How do I compress a scientific talk into 140 characters? This is an art, and you’ll get better with practice. You obviously can’t transcribe word-for-word everything that the presenters are saying. I also think it is very important that every tweet represents a stand-alone thought; people shouldn’t have to track down your previous tweets to understand what you’re talking about (which means that proper nouns, like the name of the animal species being discussed, should be in each tweet, not just the first one in a series). A series of tweets from the same talk will be related, but if you have to read them all to understand any of them, you’re not compressing the information as effectively as you could be. It’s also worth noting that if you want to give your followers the opportunity to “re-tweet” your tweets, or quote them and add questions or commentary, you should avoid using your all 140 characters.
What if I tweet something that is incorrect? All science communicators and educators should strive to accurately relay information.
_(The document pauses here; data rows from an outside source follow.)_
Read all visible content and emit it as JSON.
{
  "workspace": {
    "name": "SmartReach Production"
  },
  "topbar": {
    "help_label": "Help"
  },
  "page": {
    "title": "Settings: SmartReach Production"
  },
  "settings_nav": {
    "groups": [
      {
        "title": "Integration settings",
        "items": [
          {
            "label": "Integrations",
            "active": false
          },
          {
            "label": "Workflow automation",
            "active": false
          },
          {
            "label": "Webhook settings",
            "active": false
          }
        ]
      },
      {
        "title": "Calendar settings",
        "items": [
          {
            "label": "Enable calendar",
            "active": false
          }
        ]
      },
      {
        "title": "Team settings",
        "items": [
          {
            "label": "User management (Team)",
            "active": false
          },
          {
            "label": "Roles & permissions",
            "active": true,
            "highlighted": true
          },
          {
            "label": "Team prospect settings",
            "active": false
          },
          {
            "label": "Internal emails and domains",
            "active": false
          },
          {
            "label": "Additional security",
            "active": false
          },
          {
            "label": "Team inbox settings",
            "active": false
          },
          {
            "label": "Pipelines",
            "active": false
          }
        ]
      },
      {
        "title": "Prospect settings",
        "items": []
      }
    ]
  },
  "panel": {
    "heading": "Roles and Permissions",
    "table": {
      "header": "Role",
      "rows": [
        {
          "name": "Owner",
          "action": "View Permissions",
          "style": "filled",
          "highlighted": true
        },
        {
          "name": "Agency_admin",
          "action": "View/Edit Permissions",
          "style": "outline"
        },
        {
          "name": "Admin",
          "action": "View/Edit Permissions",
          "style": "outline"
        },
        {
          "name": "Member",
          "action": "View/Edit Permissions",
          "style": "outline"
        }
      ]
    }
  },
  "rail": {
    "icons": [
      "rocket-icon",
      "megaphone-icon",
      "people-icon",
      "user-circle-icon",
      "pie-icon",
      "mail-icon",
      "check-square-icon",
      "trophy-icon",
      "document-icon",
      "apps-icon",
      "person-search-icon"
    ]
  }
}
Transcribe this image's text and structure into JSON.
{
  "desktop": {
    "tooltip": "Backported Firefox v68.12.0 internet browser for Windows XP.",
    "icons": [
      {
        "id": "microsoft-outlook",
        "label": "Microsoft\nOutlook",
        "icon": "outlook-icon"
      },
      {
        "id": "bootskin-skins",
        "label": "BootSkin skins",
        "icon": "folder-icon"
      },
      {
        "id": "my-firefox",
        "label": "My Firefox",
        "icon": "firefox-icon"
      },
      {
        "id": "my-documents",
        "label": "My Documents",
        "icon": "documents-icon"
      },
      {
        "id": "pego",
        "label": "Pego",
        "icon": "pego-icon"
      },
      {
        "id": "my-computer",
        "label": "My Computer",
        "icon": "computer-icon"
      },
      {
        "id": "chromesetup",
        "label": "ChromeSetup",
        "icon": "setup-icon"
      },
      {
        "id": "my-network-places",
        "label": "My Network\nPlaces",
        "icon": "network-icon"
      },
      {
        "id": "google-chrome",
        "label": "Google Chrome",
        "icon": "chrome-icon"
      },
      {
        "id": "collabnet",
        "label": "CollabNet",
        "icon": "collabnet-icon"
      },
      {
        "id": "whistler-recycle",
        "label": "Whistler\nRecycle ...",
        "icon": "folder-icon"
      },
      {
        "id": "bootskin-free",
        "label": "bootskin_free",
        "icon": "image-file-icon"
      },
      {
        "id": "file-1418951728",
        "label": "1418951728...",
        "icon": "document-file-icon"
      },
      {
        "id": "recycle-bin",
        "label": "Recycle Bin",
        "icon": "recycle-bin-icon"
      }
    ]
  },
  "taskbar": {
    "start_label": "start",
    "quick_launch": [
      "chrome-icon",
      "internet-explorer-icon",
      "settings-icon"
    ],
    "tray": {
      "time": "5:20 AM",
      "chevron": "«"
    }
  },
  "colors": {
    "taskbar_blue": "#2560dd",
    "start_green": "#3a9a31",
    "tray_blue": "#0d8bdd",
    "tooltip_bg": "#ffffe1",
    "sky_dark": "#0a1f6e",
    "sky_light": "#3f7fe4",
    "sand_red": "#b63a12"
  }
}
However, mistakes happen. Sometimes the tweeter may mishear something that the presenter said. Sometimes the presenter may misspeak, or may not have all of the available information. The accuracy of a few of my conference tweets have been criticized by scientists who follow me, and I’ve always tried to quickly determine the truth (and, if necessary, issue a correction tweet). I’ve only ever had a presenter correct my tweets once.
Why should I tweet about conferences? There are a lot of benefits to conference tweeting. It benefits your field and your colleagues by informing the outside world about important scientific discoveries and conservation challenges. It improves your ability to translate complex scientific ideas into a form that the general public (and policy makers) can understand, a skill that is vitally important and too few scientists have. It will increase your online presence, which can be a great professional advantage depending on your field (my online presence is directly responsible for several media interviews and professional leadership opportunities, and I have a social media heading on my CV). It’s a great way to meet important people at conferences (tweeting has resulted in me being introduced to many society leaders, all of whom were very pleased by the outreach efforts). Last but certainly not least, if scientific societies adopt the recommendations I’ve suggested above, tweeting can be a way to save money when attending conferences (few students are so well-off financially that saving $200 on conference registration wouldn’t be a cause for celebration).
Is there any downside to tweeting? The biggest downside is that it takes a significant amount of time and energy. In addition to the time spent actually tweeting, it can be a major pain to find an electrical outlet at a conference center where you can charge your laptop or smartphone (doubly so at international conferences where you need to find an outlet that can fit your electricity converter). I’ve only had one person ever tell me to put my computer away during a talk because it appeared that I was being rude, but he quickly apologized when I explained what I was doing.